Lines before the one containing "Extract the structured" are left out; return that line and all lines after it, exactly, through the end of the records below.

#### RECORDS SHOWN ####

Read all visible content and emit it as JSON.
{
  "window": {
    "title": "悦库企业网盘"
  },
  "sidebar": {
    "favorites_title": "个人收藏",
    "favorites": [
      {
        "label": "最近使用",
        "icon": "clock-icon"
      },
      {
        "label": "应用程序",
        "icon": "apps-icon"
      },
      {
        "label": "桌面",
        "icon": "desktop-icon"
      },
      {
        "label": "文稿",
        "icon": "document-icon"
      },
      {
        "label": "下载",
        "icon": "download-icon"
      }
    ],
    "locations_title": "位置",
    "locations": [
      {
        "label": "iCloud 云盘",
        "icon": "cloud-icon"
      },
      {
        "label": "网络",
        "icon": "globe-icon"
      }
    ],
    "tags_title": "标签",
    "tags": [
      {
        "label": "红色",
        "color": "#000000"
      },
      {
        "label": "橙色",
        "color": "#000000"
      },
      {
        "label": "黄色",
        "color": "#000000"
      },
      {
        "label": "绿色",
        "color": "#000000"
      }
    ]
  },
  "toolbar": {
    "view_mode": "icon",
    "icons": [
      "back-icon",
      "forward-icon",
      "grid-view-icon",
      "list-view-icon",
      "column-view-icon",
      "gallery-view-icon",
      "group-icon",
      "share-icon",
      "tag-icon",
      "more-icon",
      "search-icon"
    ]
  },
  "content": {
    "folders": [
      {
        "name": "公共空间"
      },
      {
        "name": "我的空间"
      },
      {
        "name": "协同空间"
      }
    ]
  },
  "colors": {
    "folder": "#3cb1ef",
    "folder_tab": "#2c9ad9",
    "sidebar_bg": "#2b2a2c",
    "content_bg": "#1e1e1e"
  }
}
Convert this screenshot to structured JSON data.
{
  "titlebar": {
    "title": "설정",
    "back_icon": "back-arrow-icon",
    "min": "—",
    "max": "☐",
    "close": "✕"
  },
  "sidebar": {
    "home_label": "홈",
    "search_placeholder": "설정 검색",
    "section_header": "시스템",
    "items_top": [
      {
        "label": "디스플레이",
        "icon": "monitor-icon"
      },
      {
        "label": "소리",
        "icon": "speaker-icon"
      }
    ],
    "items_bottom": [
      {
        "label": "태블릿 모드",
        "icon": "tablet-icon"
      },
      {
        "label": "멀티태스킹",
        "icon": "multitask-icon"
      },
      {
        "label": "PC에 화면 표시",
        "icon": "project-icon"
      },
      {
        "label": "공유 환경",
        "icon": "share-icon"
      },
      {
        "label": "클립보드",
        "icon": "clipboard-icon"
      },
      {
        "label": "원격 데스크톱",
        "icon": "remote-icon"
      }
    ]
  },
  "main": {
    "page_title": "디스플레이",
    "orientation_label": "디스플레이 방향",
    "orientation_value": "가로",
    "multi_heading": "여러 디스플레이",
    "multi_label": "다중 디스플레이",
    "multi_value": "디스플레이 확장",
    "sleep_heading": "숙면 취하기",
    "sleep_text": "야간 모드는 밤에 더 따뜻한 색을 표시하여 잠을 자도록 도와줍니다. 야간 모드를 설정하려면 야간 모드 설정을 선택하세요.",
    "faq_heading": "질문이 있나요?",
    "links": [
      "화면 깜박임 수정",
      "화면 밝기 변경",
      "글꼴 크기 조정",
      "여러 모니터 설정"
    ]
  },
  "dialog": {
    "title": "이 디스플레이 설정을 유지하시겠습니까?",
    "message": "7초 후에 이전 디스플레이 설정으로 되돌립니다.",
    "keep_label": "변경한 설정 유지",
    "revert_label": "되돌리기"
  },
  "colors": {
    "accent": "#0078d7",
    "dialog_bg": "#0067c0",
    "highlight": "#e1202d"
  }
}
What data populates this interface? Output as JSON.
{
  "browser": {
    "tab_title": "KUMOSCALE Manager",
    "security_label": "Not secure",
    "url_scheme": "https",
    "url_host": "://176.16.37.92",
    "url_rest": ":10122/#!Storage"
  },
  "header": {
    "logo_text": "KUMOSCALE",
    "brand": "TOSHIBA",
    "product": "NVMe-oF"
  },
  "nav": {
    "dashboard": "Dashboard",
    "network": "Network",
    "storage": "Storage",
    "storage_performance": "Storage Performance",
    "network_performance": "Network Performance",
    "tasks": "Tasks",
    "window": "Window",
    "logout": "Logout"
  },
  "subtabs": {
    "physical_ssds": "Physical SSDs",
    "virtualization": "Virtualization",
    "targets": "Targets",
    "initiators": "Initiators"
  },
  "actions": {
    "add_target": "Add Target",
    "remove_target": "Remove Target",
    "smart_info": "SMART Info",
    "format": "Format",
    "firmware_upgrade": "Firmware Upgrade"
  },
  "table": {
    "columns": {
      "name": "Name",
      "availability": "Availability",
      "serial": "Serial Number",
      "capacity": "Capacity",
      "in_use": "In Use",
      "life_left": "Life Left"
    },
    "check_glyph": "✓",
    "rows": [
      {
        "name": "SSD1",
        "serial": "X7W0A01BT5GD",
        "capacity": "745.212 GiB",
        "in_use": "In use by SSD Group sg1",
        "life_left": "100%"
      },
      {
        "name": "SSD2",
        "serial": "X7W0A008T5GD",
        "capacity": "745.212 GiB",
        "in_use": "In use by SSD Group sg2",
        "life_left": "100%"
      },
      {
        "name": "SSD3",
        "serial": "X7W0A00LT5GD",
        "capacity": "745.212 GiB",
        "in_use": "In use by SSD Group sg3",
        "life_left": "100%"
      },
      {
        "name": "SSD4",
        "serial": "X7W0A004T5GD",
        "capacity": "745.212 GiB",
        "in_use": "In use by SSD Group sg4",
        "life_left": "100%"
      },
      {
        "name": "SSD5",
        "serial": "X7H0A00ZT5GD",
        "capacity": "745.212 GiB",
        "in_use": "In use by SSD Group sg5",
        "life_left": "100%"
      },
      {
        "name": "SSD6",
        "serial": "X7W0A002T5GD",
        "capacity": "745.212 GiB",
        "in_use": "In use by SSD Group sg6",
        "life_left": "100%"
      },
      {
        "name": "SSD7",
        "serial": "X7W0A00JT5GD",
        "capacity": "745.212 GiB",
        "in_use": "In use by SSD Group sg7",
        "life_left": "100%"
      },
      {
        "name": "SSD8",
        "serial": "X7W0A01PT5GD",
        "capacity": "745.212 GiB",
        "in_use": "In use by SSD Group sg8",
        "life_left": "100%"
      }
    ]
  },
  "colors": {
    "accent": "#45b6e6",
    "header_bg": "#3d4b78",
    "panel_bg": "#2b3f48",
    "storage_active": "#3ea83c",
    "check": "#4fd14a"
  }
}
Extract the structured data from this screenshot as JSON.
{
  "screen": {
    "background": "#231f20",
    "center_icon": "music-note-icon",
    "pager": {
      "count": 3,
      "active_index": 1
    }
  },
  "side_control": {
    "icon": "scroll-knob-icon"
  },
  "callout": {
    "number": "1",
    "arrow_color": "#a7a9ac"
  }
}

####

- SOLUTION:
Extract the structured data from this screenshot as JSON.
{
  "screen": {
    "background": "#231f20",
    "center_icon": "music-note-icon",
    "pager": {
      "count": 3,
      "active_index": 1
    }
  },
  "side_control": {
    "icon": "scroll-knob-icon"
  },
  "callout": {
    "number": "1",
    "arrow_color": "#a7a9ac"
  }
}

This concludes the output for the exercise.